For my iOS Development course we were asked to create an app. That’s it. So my partner, Erika Giuse, and I delved into brainstorming mode to see what societal issues we could address using an iPhone App.
Sprint 1: Research
We started by writing a huge list of problem areas in our society. We then wrote down specific problems within those areas, and highlighted our top choices. After talking to our project mentor, we decided to choose Politics (specifically Voting) as our topic.
In our research, we found some interesting trends in today’s political atmosphere within the college aged group, such as:
- Voter turnout in the US, especially within the youth age group of 18-24, is low, especially in midterm elections, where the youth voter turnout is 20% (npr)
- A lot of times younger voters feel their vote doesn’t matter, or they feel like they don’t know enough to vote
- they're also particularly eager to choose individual candidates instead of a party label
students are also more transient, compared to the average older American, so they don't feel attached to the community
"Right now, being away from home, I don't feel connected to the political system here at all,"
- college student, 23 (source: NPR)
We surveyed 60+ college students about their political experience and found some interesting things
Voting was rated a 5 in importance (with 5 as very important), whereas how well they were informed on local political candidates was rated as a 1.
Our survey coincided with npr’s finding that people
1. Don’t care about politics, or
2. Don’t know how to get informed.
I looked more into apps that exist to help people get more informed on politics and voting. There weren’t many options, and some didn’t even work. The only decent one, Countable, was an app with a lot of information and not much clarity. This was the market gap we could fill with our app!
Sprint 2: Prototyping and Testing
Personas and Empathy Maps
Since my partner, Erika, didn't have much experience with designing, I decided to lead a mini design thinking session based on our user survey so we could find some trends in our data.
By taking comments from the survey, as well as our own thoughts based on the domain research, we created empathy maps that encompassed 2 personas that represented our 2 main issues. Clueless Caroline, doesn’t know how to find information, and Insecure Ian, feels like his vote doesn’t mean anything.
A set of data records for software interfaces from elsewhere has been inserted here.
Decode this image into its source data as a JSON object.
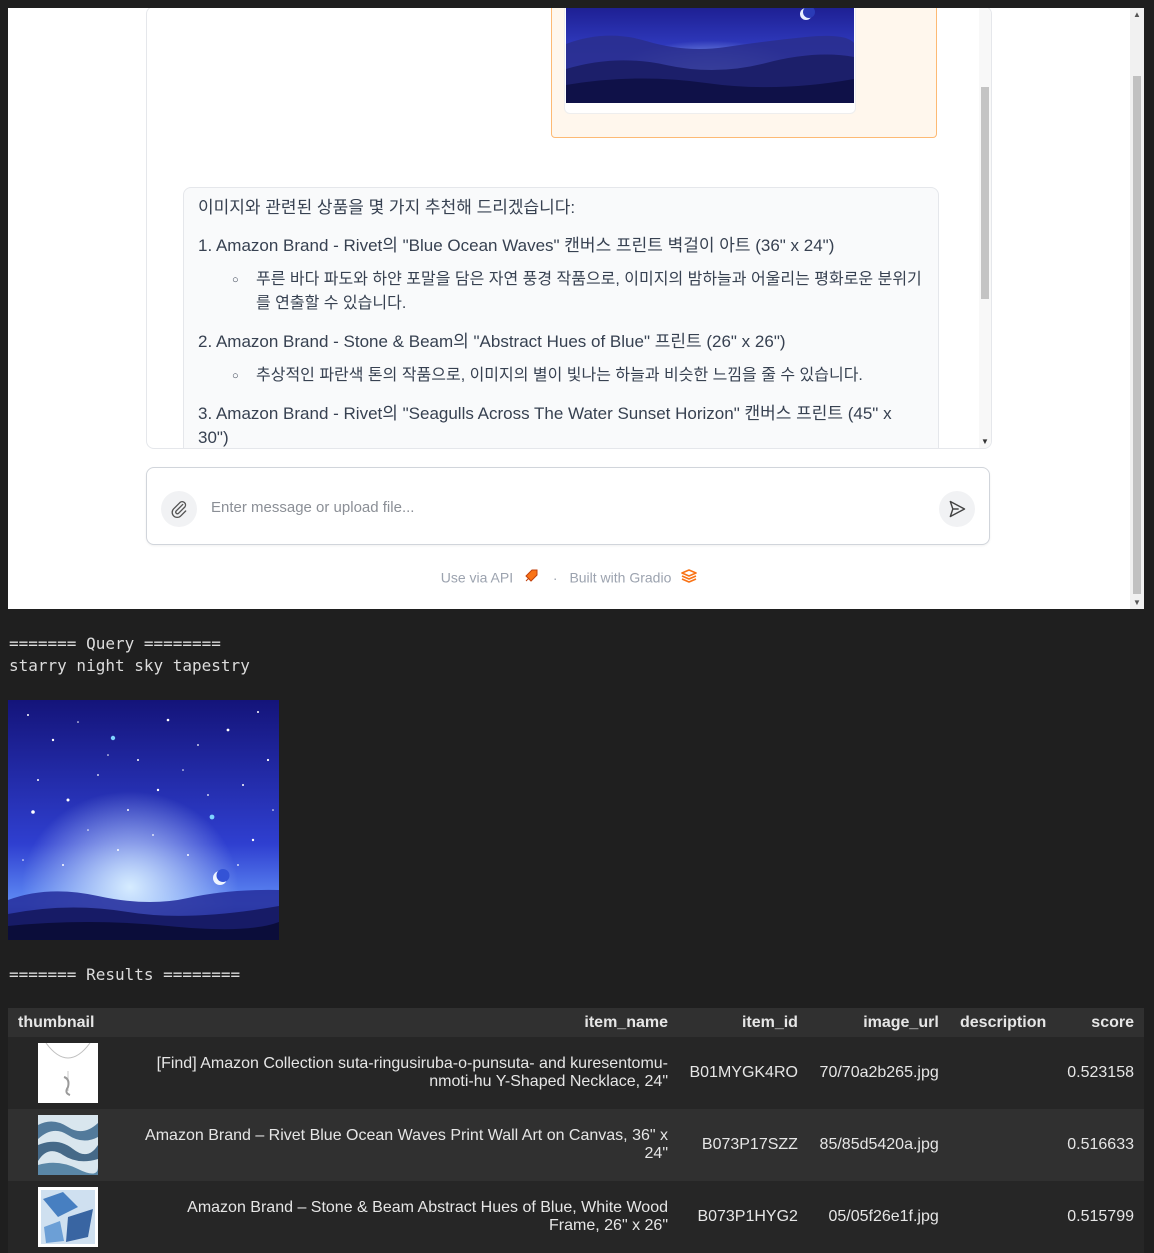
{
  "chat": {
    "bot_intro": "이미지와 관련된 상품을 몇 가지 추천해 드리겠습니다:",
    "recommendations": [
      {
        "title": "1. Amazon Brand - Rivet의 \"Blue Ocean Waves\" 캔버스 프린트 벽걸이 아트 (36\" x 24\")",
        "detail": "푸른 바다 파도와 하얀 포말을 담은 자연 풍경 작품으로, 이미지의 밤하늘과 어울리는 평화로운 분위기를 연출할 수 있습니다."
      },
      {
        "title": "2. Amazon Brand - Stone & Beam의 \"Abstract Hues of Blue\" 프린트 (26\" x 26\")",
        "detail": "추상적인 파란색 톤의 작품으로, 이미지의 별이 빛나는 하늘과 비슷한 느낌을 줄 수 있습니다."
      },
      {
        "title": "3. Amazon Brand - Rivet의 \"Seagulls Across The Water Sunset Horizon\" 캔버스 프린트 (45\" x 30\")",
        "detail": ""
      }
    ]
  },
  "input": {
    "placeholder": "Enter message or upload file..."
  },
  "footer": {
    "api_label": "Use via API",
    "separator": "·",
    "built_label": "Built with Gradio"
  },
  "console": {
    "query_heading": "======= Query ========",
    "query_text": "starry night sky tapestry",
    "results_heading": "======= Results ========"
  },
  "table": {
    "columns": [
      "thumbnail",
      "item_name",
      "item_id",
      "image_url",
      "description",
      "score"
    ],
    "rows": [
      {
        "item_name": "[Find] Amazon Collection suta-ringusiruba-o-punsuta- and kuresentomu-nmoti-hu Y-Shaped Necklace, 24\"",
        "item_id": "B01MYGK4RO",
        "image_url": "70/70a2b265.jpg",
        "description": "",
        "score": "0.523158"
      },
      {
        "item_name": "Amazon Brand – Rivet Blue Ocean Waves Print Wall Art on Canvas, 36\" x 24\"",
        "item_id": "B073P17SZZ",
        "image_url": "85/85d5420a.jpg",
        "description": "",
        "score": "0.516633"
      },
      {
        "item_name": "Amazon Brand – Stone & Beam Abstract Hues of Blue, White Wood Frame, 26\" x 26\"",
        "item_id": "B073P1HYG2",
        "image_url": "05/05f26e1f.jpg",
        "description": "",
        "score": "0.515799"
      }
    ]
  },
  "colors": {
    "user_bubble_bg": "#fff7ed",
    "user_bubble_border": "#fdba74",
    "gradio_orange": "#f97316",
    "console_bg": "#1f1f1f"
  }
}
I took the lead in the prototyping phase, where we started sketching a bunch of ideas, and started gravitating towards a ballot planner format, where users could read about elections, as well as the candidates running in one centralized location.
After the first round, we received feedback from our professor and progressed to medium fi, with a reasonable user flow.
User Feedback + User Stories
We found out important things, like users want to see candidate pictures as soon as possible.
People also wanted to see information about election positions.
We also asked users to rank how important they find specific tasks, and we took that into consideration when creating user stories for the app. User stories outlines how the app will work through use cases
Based on the medium fi iterations, I created hi fi wireframes and created a color theme within 2 more iterations. This is what we used as our model when developing the app.
Sprint 3: Data Collection
Google and Ballotpedia
The best place to find political information is BallotPedia, but the cost of the API was too expensive, so we then looked into the Google Civic API, but data for local elections was severely lacking.
We knew the next best thing to do as IS majors was to what we do best, create a database.
Database Design and Implementation
We decided to create a database that would allow us to connect the user’s ballot through races and offices. This gave us a clean way to organize our data.
We used Firebase for storage because its interface gave us a (relatively) stress-free experience to integrate with Swift 5 and XCode 10.3. And Voila! We had a place to put our database.
Sprint 4 + 5: Version 1 and Testing
We showed the basic functioning Version 1 app to random students and received feedback. We were able to get insight on things like how achievements were always clicked on, so we decided to make them clickable.
Sprint 6: Final Product
Here is a demo of the final app. After weeks of intense learning and coding, we created an applications that would allow users to:
1. View elections in their area
2. Read about the election
3. View the candidates for each election
4. Add/Remove candidates to their ballot and view that ballot
5. Edit their party and location
6. View achievements and read about them
This class was my first experience with making an iOS app and Xcode/Swift, but it was a meaningful experience. I was able to utilize all the design thinking methods I learned in my HCI classes as well as my internship to create a project that could impact society for the better. This experience has helped me grow stronger as a designer because I had to convince others the importance of designing/testing a product before jumping into code.